Notes From the Road with Jeremy Mackinder: Honky Tonk Throwdown IV


May 9th, 2013 by Rami

As you may recall, Jeremy Mackinder, who has played bass in Whitey Morgan & the 78s, used to check in with us from the road with some entertaining and...educational...posts. Now he's playing with Deadstring Brothers (it's all relative over here at Bloodshot Records), who are on tour supporting their new album Cannery Row, which just hit the streets on 4/9. Here we have his story about his labor of love, the fourth annual Honky Tonk Throwdown, at which Deadstring Brothers themselves will be performing, along with an auditory smorgasbord of other twangtastic bands, at PJ's Lager House in Detroit next weekend, May 10-12. Proceeds will benefit the Waylon Jennings Diabetes Fund.

This is my fourth year of throwing the Honky Tonk Throwdown.  It's a musical event that was originally born out of anger and frustration, but it many senses has become an entirely different animal as it has progressed.
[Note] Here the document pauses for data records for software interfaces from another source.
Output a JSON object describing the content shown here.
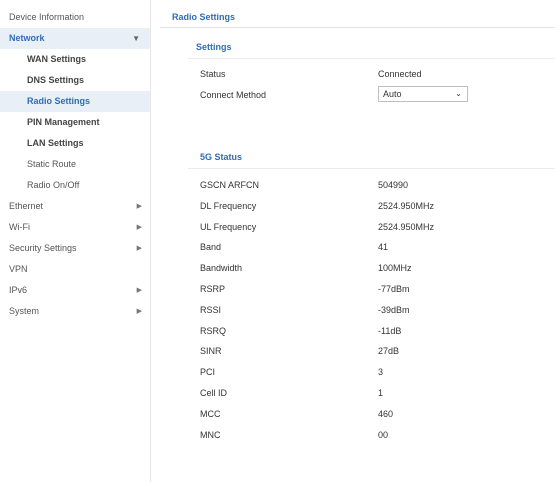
{
  "sidebar": {
    "device_info": "Device Information",
    "network": "Network",
    "network_sub": {
      "wan": "WAN Settings",
      "dns": "DNS Settings",
      "radio": "Radio Settings",
      "pin": "PIN Management",
      "lan": "LAN Settings",
      "static_route": "Static Route",
      "radio_onoff": "Radio On/Off"
    },
    "ethernet": "Ethernet",
    "wifi": "Wi-Fi",
    "security": "Security Settings",
    "vpn": "VPN",
    "ipv6": "IPv6",
    "system": "System"
  },
  "main": {
    "page_title": "Radio Settings",
    "settings_title": "Settings",
    "status_label": "Status",
    "status_value": "Connected",
    "connect_method_label": "Connect Method",
    "connect_method_value": "Auto",
    "status5g_title": "5G Status",
    "rows": [
      {
        "label": "GSCN ARFCN",
        "value": "504990"
      },
      {
        "label": "DL Frequency",
        "value": "2524.950MHz"
      },
      {
        "label": "UL Frequency",
        "value": "2524.950MHz"
      },
      {
        "label": "Band",
        "value": "41"
      },
      {
        "label": "Bandwidth",
        "value": "100MHz"
      },
      {
        "label": "RSRP",
        "value": "-77dBm"
      },
      {
        "label": "RSSI",
        "value": "-39dBm"
      },
      {
        "label": "RSRQ",
        "value": "-11dB"
      },
      {
        "label": "SINR",
        "value": "27dB"
      },
      {
        "label": "PCI",
        "value": "3"
      },
      {
        "label": "Cell ID",
        "value": "1"
      },
      {
        "label": "MCC",
        "value": "460"
      },
      {
        "label": "MNC",
        "value": "00"
      }
    ]
  },
  "colors": {
    "accent": "#2f6db5",
    "active_bg": "#e9eff7"
  }
}
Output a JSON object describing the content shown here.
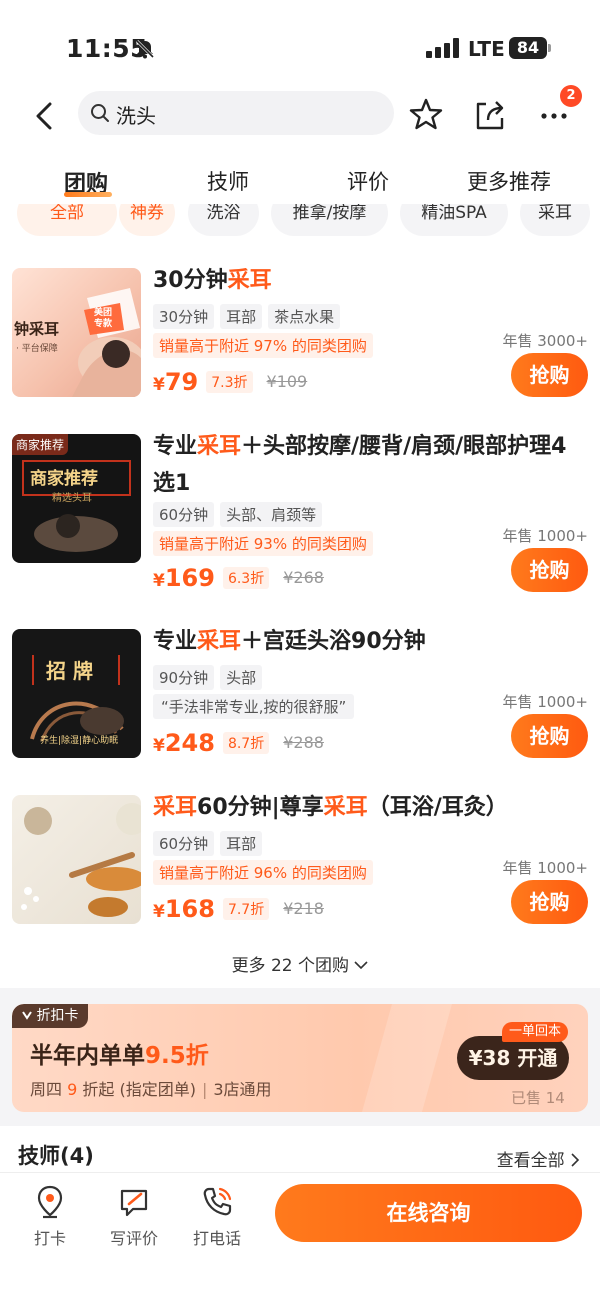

I woke up one early morning in Woodstock, NY on a hotel room floor. I couldn’t sleep because my mind kept racing back to thoughts on the state of popular “country” music and how many more deserving songs and talents I knew around the nation and even at home in Detroit that were being ignored by the powers that be. And, to make it worse, one of the most objectionable displays of this occurred in my own backyard every year at a festival that not only ignored real roots music, but also took advantage of and abused local musicians by placing them on secondary out-of-the-way stages that were more insulting (especially financially) than anything. I could no longer stand for it. I found a partner in crime and belief in PJ at Detroit’s Lager House and got to planning my statement on the validity of honest roots music.

Hence, the birth of the Honky Tonk Throwdown. This fourth year brings back some old favorites and also welcomes a new helping of music that might just become your favorite. I am very thrilled to be holding my own band’s hometown album release party at the Throwdown as Deadstring Brothers' 5th record, Cannery Row, was released in April on Bloodshot and this will be our first trip back to Detroit since then. Also thrilled to be bringing in new acts to the Throwdown this year with If Birds Could Fly, Mary Cutrafella, Fifth on the Floor, Burning Miles Band, and the Greaves, as national touring acts making their first appearances. I'm pleased as well to announce the return of the Dock Ellis Band and the one and only Billy Don Burns making his fourth straight appearance this year(and here is hoping the fifth one will be next year's!).

Additionally, there is a new infusion of local talent coming in this year as Whiskey Charmers, Behind the Times, Captain Ivory, Gibson Seal, and Detroit-area legends The Sights are all first-timers. Old friends and fans will be happy to hear that we also have Katie Grace, Horse Cave Trio, Crooked Little Reasons, Jeremy Porter and the Tucos, The Orbitsuns, Bull Halsey, John Holk, and good ol' Ryan Dillaha as returning alumni to the Throwdown.

Just thinking about this year’s lineup brings a smile to my face this morning. It’s also exhausting, and each year as it’s winding down on Sunday, I think to myself that there is no way I can do this next year. And then on Monday morning, I start planning the next year’s event.  Not this time. I know we’re doing year five; I've outlined and plotted it out. It’s even more exhausting than this one, and even more invigorating.

I have to mention that for the second straight year we’re working with the Waylon Jennings Diabetes Fund and the diabetes research organization TGEN to help eradicate diabetes. We’ll be taking donations all weekend and this year Shiner Beer has gotten involved and is contributing a Epiphone SG guitar that will be raffled off as well many pieces of Waylon memorabilia for those in attendance. It's been very exciting to see this develop and grow with the Throwdown’s involvement.

And here’s why I’m already excited about next year: this event born out of frustration and anger and a bit of rebellion has become something different. It’s now just about the music, the friendship, and the celebration. It’s done on its own merit now, for the good of it, not to be a part of a fight or a statement. It’s changed with time and in spirit. The name “Throwdown” goes away next year and with it disappears the combative undertone the title implies, but that’s for then—and for this year, its time to ring the bell and start up the Honky Tonk Throwdown again.  Ladiiiiiessss and gentlemeeeeen, bring it.

All for now,

JD Mack